→ TASK ITEM:
The result should be a full, exact repeat of the entries, free of pictures.

(App and web page records)
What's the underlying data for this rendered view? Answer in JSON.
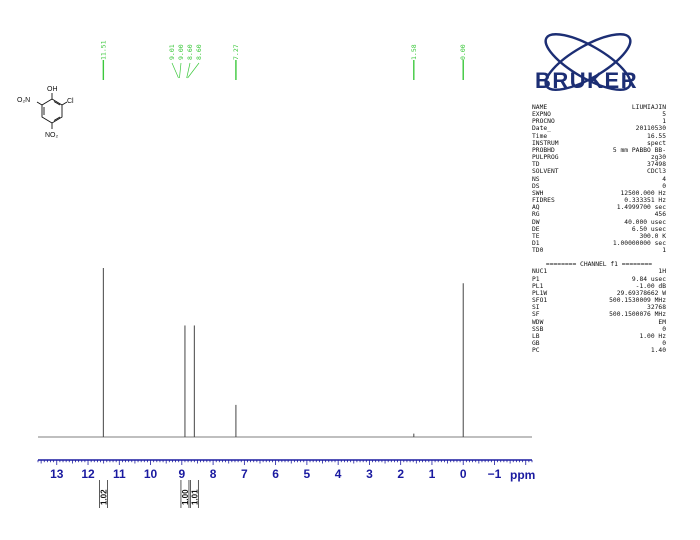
{
  "chart_data": {
    "type": "line",
    "xlabel": "ppm",
    "xlim": [
      13.6,
      -2.2
    ],
    "x_ticks": [
      13,
      12,
      11,
      10,
      9,
      8,
      7,
      6,
      5,
      4,
      3,
      2,
      1,
      0,
      -1
    ],
    "x_tick_labels": [
      "13",
      "12",
      "11",
      "10",
      "9",
      "8",
      "7",
      "6",
      "5",
      "4",
      "3",
      "2",
      "1",
      "0",
      "−1"
    ],
    "peaks": [
      {
        "ppm": 11.51,
        "height": 1.0
      },
      {
        "ppm": 8.9,
        "height": 0.66
      },
      {
        "ppm": 8.6,
        "height": 0.66
      },
      {
        "ppm": 7.27,
        "height": 0.19
      },
      {
        "ppm": 1.58,
        "height": 0.02
      },
      {
        "ppm": 0.0,
        "height": 0.91
      }
    ],
    "peak_labels": [
      {
        "ppm": 11.51,
        "text": "11.51"
      },
      {
        "ppm": 9.01,
        "text": "9.01"
      },
      {
        "ppm": 8.98,
        "text": "9.00"
      },
      {
        "ppm": 8.94,
        "text": "8.60"
      },
      {
        "ppm": 8.91,
        "text": "8.60"
      },
      {
        "ppm": 7.27,
        "text": "7.27"
      },
      {
        "ppm": 1.58,
        "text": "1.58"
      },
      {
        "ppm": 0.0,
        "text": "0.00"
      }
    ],
    "integrals": [
      {
        "ppm": 11.51,
        "value": "1.02"
      },
      {
        "ppm": 8.9,
        "value": "1.00"
      },
      {
        "ppm": 8.6,
        "value": "1.01"
      }
    ]
  },
  "molecule": {
    "oh": "OH",
    "cl": "Cl",
    "no2_left": "O₂N",
    "no2_bottom": "NO₂"
  },
  "logo": {
    "text": "BRUKER",
    "color": "#1c2e74"
  },
  "acquisition_params": [
    {
      "key": "NAME",
      "value": "LIUMIAJIN",
      "unit": ""
    },
    {
      "key": "EXPNO",
      "value": "5",
      "unit": ""
    },
    {
      "key": "PROCNO",
      "value": "1",
      "unit": ""
    },
    {
      "key": "Date_",
      "value": "20110530",
      "unit": ""
    },
    {
      "key": "Time",
      "value": "16.55",
      "unit": ""
    },
    {
      "key": "INSTRUM",
      "value": "spect",
      "unit": ""
    },
    {
      "key": "PROBHD",
      "value": "5 mm PABBO BB-",
      "unit": ""
    },
    {
      "key": "PULPROG",
      "value": "zg30",
      "unit": ""
    },
    {
      "key": "TD",
      "value": "37498",
      "unit": ""
    },
    {
      "key": "SOLVENT",
      "value": "CDCl3",
      "unit": ""
    },
    {
      "key": "NS",
      "value": "4",
      "unit": ""
    },
    {
      "key": "DS",
      "value": "0",
      "unit": ""
    },
    {
      "key": "SWH",
      "value": "12500.000",
      "unit": "Hz"
    },
    {
      "key": "FIDRES",
      "value": "0.333351",
      "unit": "Hz"
    },
    {
      "key": "AQ",
      "value": "1.4999700",
      "unit": "sec"
    },
    {
      "key": "RG",
      "value": "456",
      "unit": ""
    },
    {
      "key": "DW",
      "value": "40.000",
      "unit": "usec"
    },
    {
      "key": "DE",
      "value": "6.50",
      "unit": "usec"
    },
    {
      "key": "TE",
      "value": "300.0",
      "unit": "K"
    },
    {
      "key": "D1",
      "value": "1.00000000",
      "unit": "sec"
    },
    {
      "key": "TD0",
      "value": "1",
      "unit": ""
    }
  ],
  "channel_header": "======== CHANNEL f1 ========",
  "channel_params": [
    {
      "key": "NUC1",
      "value": "1H",
      "unit": ""
    },
    {
      "key": "P1",
      "value": "9.84",
      "unit": "usec"
    },
    {
      "key": "PL1",
      "value": "-1.00",
      "unit": "dB"
    },
    {
      "key": "PL1W",
      "value": "29.69378662",
      "unit": "W"
    },
    {
      "key": "SFO1",
      "value": "500.1530009",
      "unit": "MHz"
    },
    {
      "key": "SI",
      "value": "32768",
      "unit": ""
    },
    {
      "key": "SF",
      "value": "500.1500076",
      "unit": "MHz"
    },
    {
      "key": "WDW",
      "value": "EM",
      "unit": ""
    },
    {
      "key": "SSB",
      "value": "0",
      "unit": ""
    },
    {
      "key": "LB",
      "value": "1.00",
      "unit": "Hz"
    },
    {
      "key": "GB",
      "value": "0",
      "unit": ""
    },
    {
      "key": "PC",
      "value": "1.40",
      "unit": ""
    }
  ]
}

→ RESULT FOR THIS TASK:
What's the underlying data for this rendered view? Answer in JSON.
{
  "chart_data": {
    "type": "line",
    "xlabel": "ppm",
    "xlim": [
      13.6,
      -2.2
    ],
    "x_ticks": [
      13,
      12,
      11,
      10,
      9,
      8,
      7,
      6,
      5,
      4,
      3,
      2,
      1,
      0,
      -1
    ],
    "x_tick_labels": [
      "13",
      "12",
      "11",
      "10",
      "9",
      "8",
      "7",
      "6",
      "5",
      "4",
      "3",
      "2",
      "1",
      "0",
      "−1"
    ],
    "peaks": [
      {
        "ppm": 11.51,
        "height": 1.0
      },
      {
        "ppm": 8.9,
        "height": 0.66
      },
      {
        "ppm": 8.6,
        "height": 0.66
      },
      {
        "ppm": 7.27,
        "height": 0.19
      },
      {
        "ppm": 1.58,
        "height": 0.02
      },
      {
        "ppm": 0.0,
        "height": 0.91
      }
    ],
    "peak_labels": [
      {
        "ppm": 11.51,
        "text": "11.51"
      },
      {
        "ppm": 9.01,
        "text": "9.01"
      },
      {
        "ppm": 8.98,
        "text": "9.00"
      },
      {
        "ppm": 8.94,
        "text": "8.60"
      },
      {
        "ppm": 8.91,
        "text": "8.60"
      },
      {
        "ppm": 7.27,
        "text": "7.27"
      },
      {
        "ppm": 1.58,
        "text": "1.58"
      },
      {
        "ppm": 0.0,
        "text": "0.00"
      }
    ],
    "integrals": [
      {
        "ppm": 11.51,
        "value": "1.02"
      },
      {
        "ppm": 8.9,
        "value": "1.00"
      },
      {
        "ppm": 8.6,
        "value": "1.01"
      }
    ]
  },
  "molecule": {
    "oh": "OH",
    "cl": "Cl",
    "no2_left": "O₂N",
    "no2_bottom": "NO₂"
  },
  "logo": {
    "text": "BRUKER",
    "color": "#1c2e74"
  },
  "acquisition_params": [
    {
      "key": "NAME",
      "value": "LIUMIAJIN",
      "unit": ""
    },
    {
      "key": "EXPNO",
      "value": "5",
      "unit": ""
    },
    {
      "key": "PROCNO",
      "value": "1",
      "unit": ""
    },
    {
      "key": "Date_",
      "value": "20110530",
      "unit": ""
    },
    {
      "key": "Time",
      "value": "16.55",
      "unit": ""
    },
    {
      "key": "INSTRUM",
      "value": "spect",
      "unit": ""
    },
    {
      "key": "PROBHD",
      "value": "5 mm PABBO BB-",
      "unit": ""
    },
    {
      "key": "PULPROG",
      "value": "zg30",
      "unit": ""
    },
    {
      "key": "TD",
      "value": "37498",
      "unit": ""
    },
    {
      "key": "SOLVENT",
      "value": "CDCl3",
      "unit": ""
    },
    {
      "key": "NS",
      "value": "4",
      "unit": ""
    },
    {
      "key": "DS",
      "value": "0",
      "unit": ""
    },
    {
      "key": "SWH",
      "value": "12500.000",
      "unit": "Hz"
    },
    {
      "key": "FIDRES",
      "value": "0.333351",
      "unit": "Hz"
    },
    {
      "key": "AQ",
      "value": "1.4999700",
      "unit": "sec"
    },
    {
      "key": "RG",
      "value": "456",
      "unit": ""
    },
    {
      "key": "DW",
      "value": "40.000",
      "unit": "usec"
    },
    {
      "key": "DE",
      "value": "6.50",
      "unit": "usec"
    },
    {
      "key": "TE",
      "value": "300.0",
      "unit": "K"
    },
    {
      "key": "D1",
      "value": "1.00000000",
      "unit": "sec"
    },
    {
      "key": "TD0",
      "value": "1",
      "unit": ""
    }
  ],
  "channel_header": "======== CHANNEL f1 ========",
  "channel_params": [
    {
      "key": "NUC1",
      "value": "1H",
      "unit": ""
    },
    {
      "key": "P1",
      "value": "9.84",
      "unit": "usec"
    },
    {
      "key": "PL1",
      "value": "-1.00",
      "unit": "dB"
    },
    {
      "key": "PL1W",
      "value": "29.69378662",
      "unit": "W"
    },
    {
      "key": "SFO1",
      "value": "500.1530009",
      "unit": "MHz"
    },
    {
      "key": "SI",
      "value": "32768",
      "unit": ""
    },
    {
      "key": "SF",
      "value": "500.1500076",
      "unit": "MHz"
    },
    {
      "key": "WDW",
      "value": "EM",
      "unit": ""
    },
    {
      "key": "SSB",
      "value": "0",
      "unit": ""
    },
    {
      "key": "LB",
      "value": "1.00",
      "unit": "Hz"
    },
    {
      "key": "GB",
      "value": "0",
      "unit": ""
    },
    {
      "key": "PC",
      "value": "1.40",
      "unit": ""
    }
  ]
}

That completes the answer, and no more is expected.